*INFORMATION SUPPLIED:*
.....
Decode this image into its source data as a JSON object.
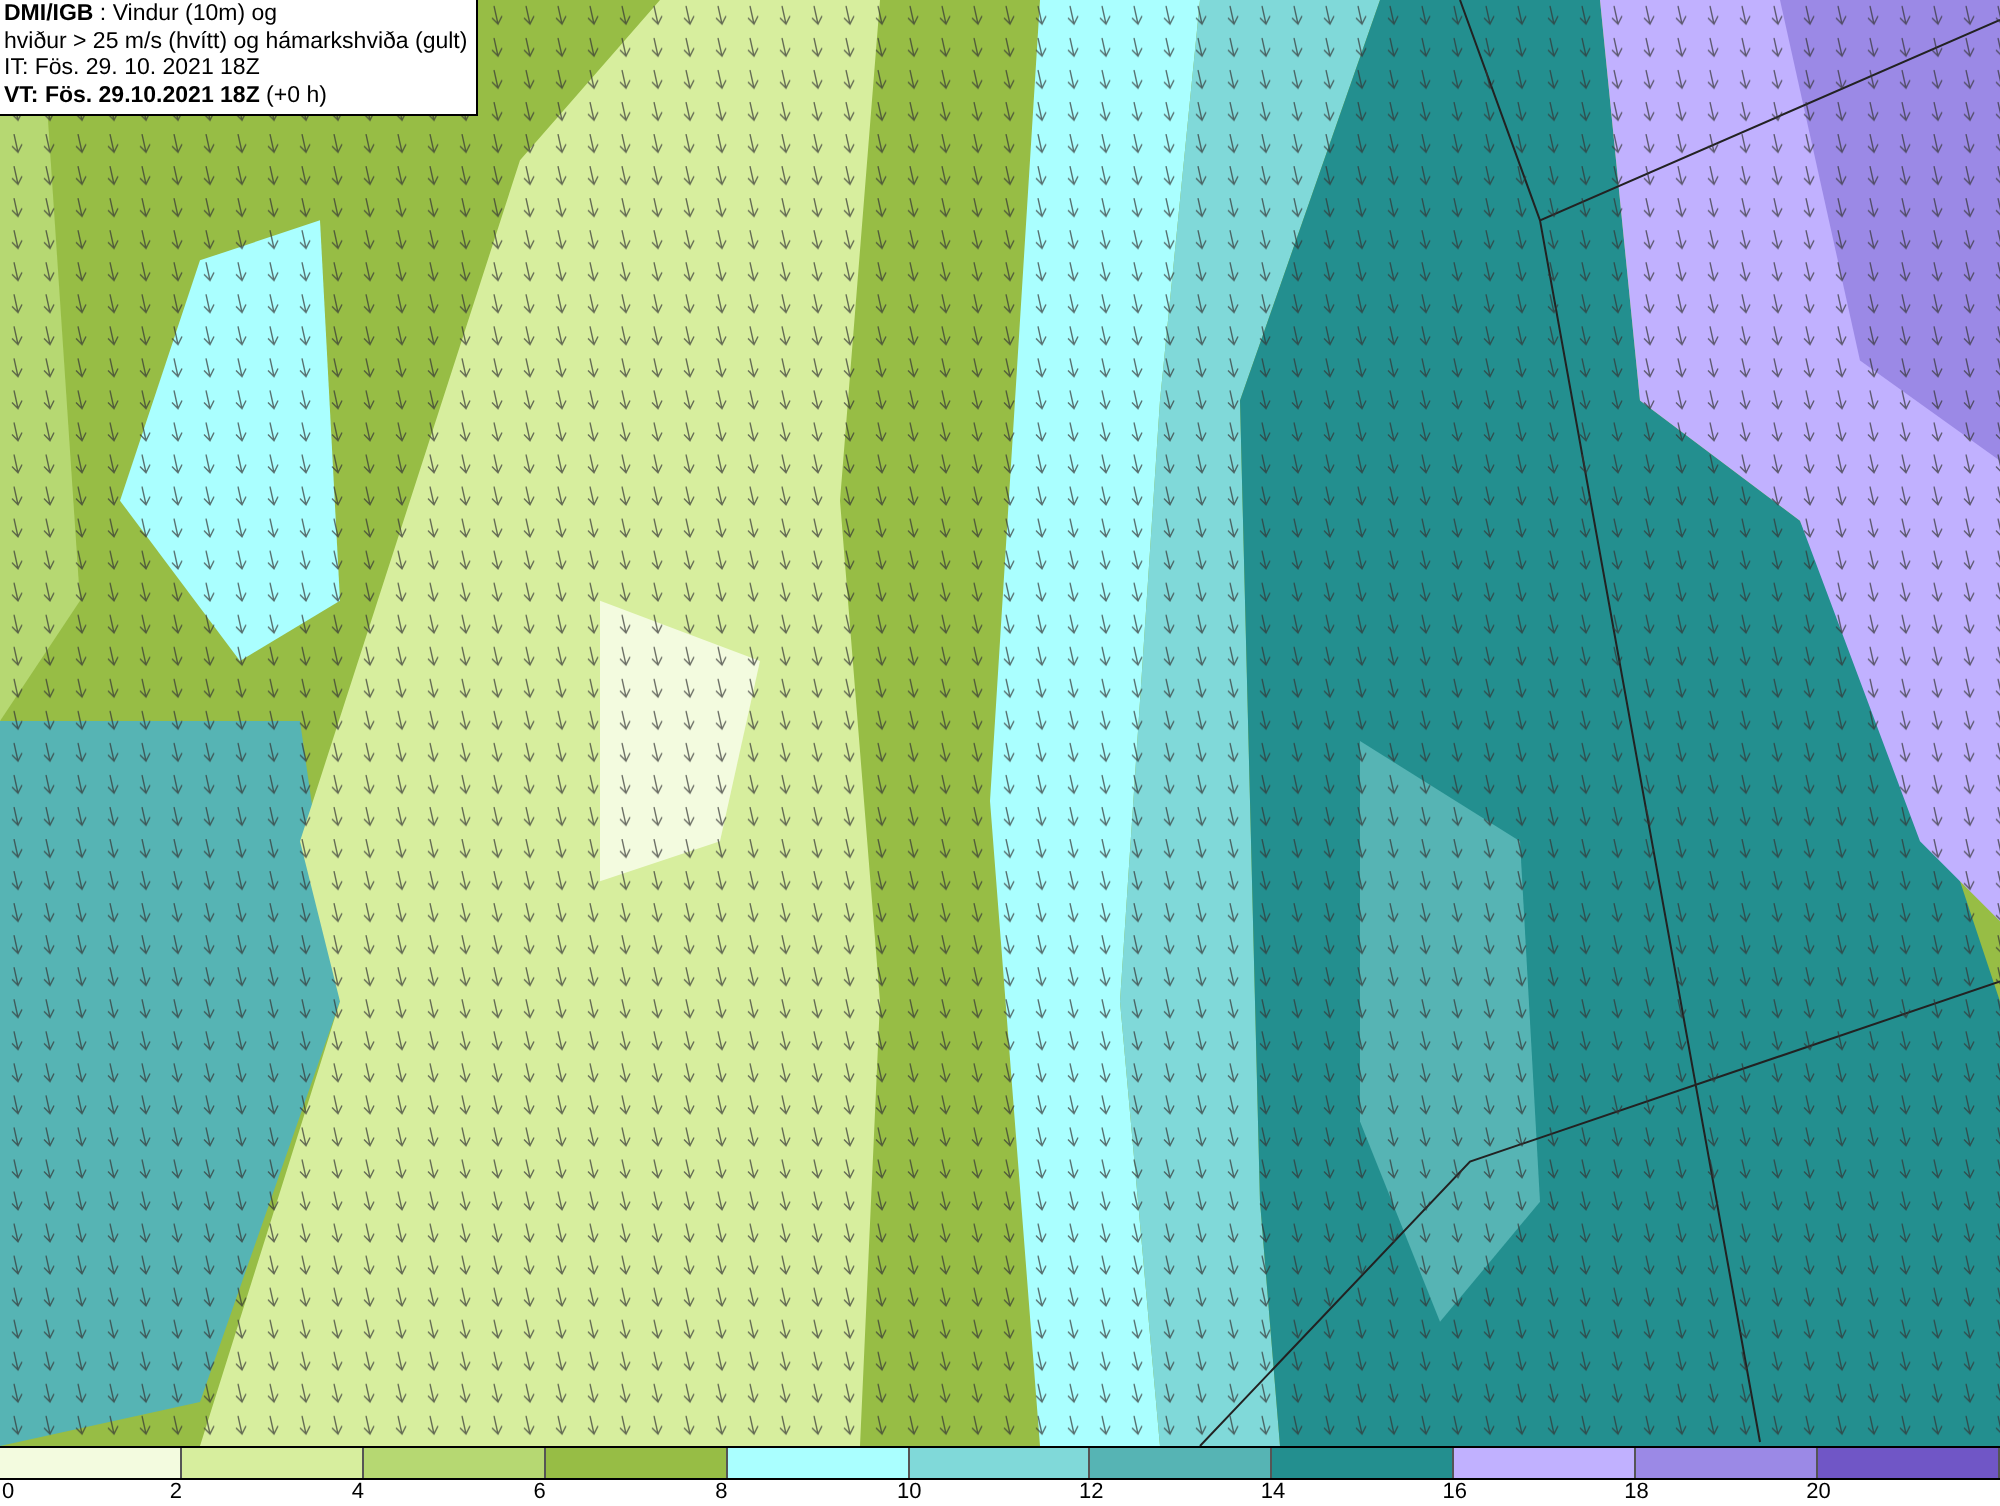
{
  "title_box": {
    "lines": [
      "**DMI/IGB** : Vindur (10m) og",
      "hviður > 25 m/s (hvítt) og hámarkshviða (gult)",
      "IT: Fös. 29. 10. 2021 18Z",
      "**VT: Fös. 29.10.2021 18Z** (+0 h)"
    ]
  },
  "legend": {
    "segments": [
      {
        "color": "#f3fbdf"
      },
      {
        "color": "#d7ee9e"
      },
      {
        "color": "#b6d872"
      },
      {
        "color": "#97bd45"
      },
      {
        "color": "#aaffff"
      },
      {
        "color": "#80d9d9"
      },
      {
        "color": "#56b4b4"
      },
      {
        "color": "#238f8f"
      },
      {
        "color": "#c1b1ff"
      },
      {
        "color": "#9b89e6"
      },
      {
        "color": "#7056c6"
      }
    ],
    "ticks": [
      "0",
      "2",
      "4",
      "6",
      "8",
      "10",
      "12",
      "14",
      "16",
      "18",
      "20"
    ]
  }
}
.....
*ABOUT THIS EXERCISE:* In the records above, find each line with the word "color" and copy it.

*TASK ANSWER:*
        "color": "#f3fbdf"
        "color": "#d7ee9e"
        "color": "#b6d872"
        "color": "#97bd45"
        "color": "#aaffff"
        "color": "#80d9d9"
        "color": "#56b4b4"
        "color": "#238f8f"
        "color": "#c1b1ff"
        "color": "#9b89e6"
        "color": "#7056c6"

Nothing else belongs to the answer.